* _EXERCISE GOAL_
No pictures belong in the copy. Restate the rest of the data exactly.

* _DATA EXTRACT_
* * *

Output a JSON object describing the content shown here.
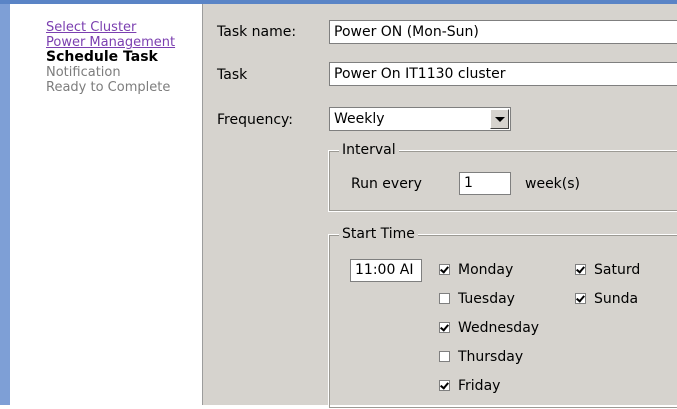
{
  "steps": [
    {
      "label": "Select Cluster",
      "state": "link"
    },
    {
      "label": "Power Management",
      "state": "link"
    },
    {
      "label": "Schedule Task",
      "state": "current"
    },
    {
      "label": "Notification",
      "state": "pending"
    },
    {
      "label": "Ready to Complete",
      "state": "pending"
    }
  ],
  "form": {
    "task_name_label": "Task name:",
    "task_name_value": "Power ON (Mon-Sun)",
    "task_label": "Task",
    "task_value": "Power On IT1130 cluster",
    "frequency_label": "Frequency:",
    "frequency_value": "Weekly"
  },
  "interval": {
    "title": "Interval",
    "run_every_label": "Run every",
    "value": "1",
    "unit": "week(s)"
  },
  "start_time": {
    "title": "Start Time",
    "time_value": "11:00 AI",
    "days": [
      {
        "label": "Monday",
        "checked": true
      },
      {
        "label": "Tuesday",
        "checked": false
      },
      {
        "label": "Wednesday",
        "checked": true
      },
      {
        "label": "Thursday",
        "checked": false
      },
      {
        "label": "Friday",
        "checked": true
      },
      {
        "label": "Saturd",
        "checked": true
      },
      {
        "label": "Sunda",
        "checked": true
      }
    ]
  }
}
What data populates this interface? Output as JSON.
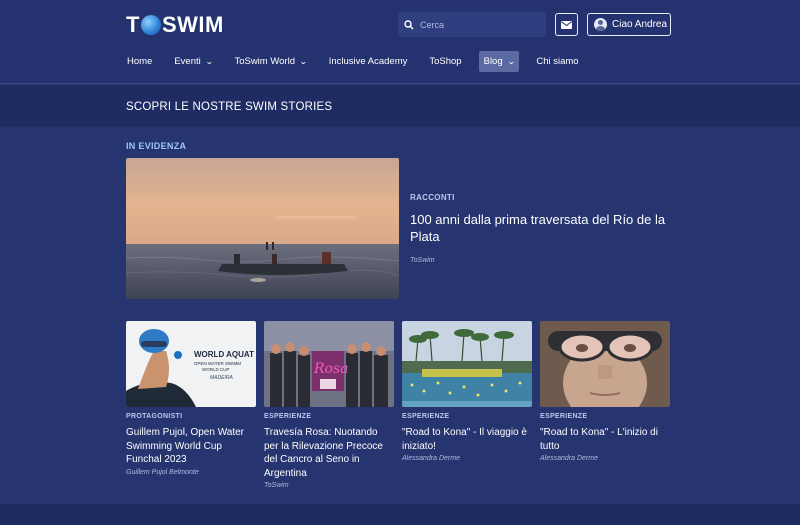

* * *

* _OUTPUT_
Output a JSON object describing the content shown here.
{
  "steps": [
    {
      "label": "Select Cluster",
      "state": "link"
    },
    {
      "label": "Power Management",
      "state": "link"
    },
    {
      "label": "Schedule Task",
      "state": "current"
    },
    {
      "label": "Notification",
      "state": "pending"
    },
    {
      "label": "Ready to Complete",
      "state": "pending"
    }
  ],
  "form": {
    "task_name_label": "Task name:",
    "task_name_value": "Power ON (Mon-Sun)",
    "task_label": "Task",
    "task_value": "Power On IT1130 cluster",
    "frequency_label": "Frequency:",
    "frequency_value": "Weekly"
  },
  "interval": {
    "title": "Interval",
    "run_every_label": "Run every",
    "value": "1",
    "unit": "week(s)"
  },
  "start_time": {
    "title": "Start Time",
    "time_value": "11:00 AI",
    "days": [
      {
        "label": "Monday",
        "checked": true
      },
      {
        "label": "Tuesday",
        "checked": false
      },
      {
        "label": "Wednesday",
        "checked": true
      },
      {
        "label": "Thursday",
        "checked": false
      },
      {
        "label": "Friday",
        "checked": true
      },
      {
        "label": "Saturd",
        "checked": true
      },
      {
        "label": "Sunda",
        "checked": true
      }
    ]
  }
}
What data populates this interface? Output as JSON.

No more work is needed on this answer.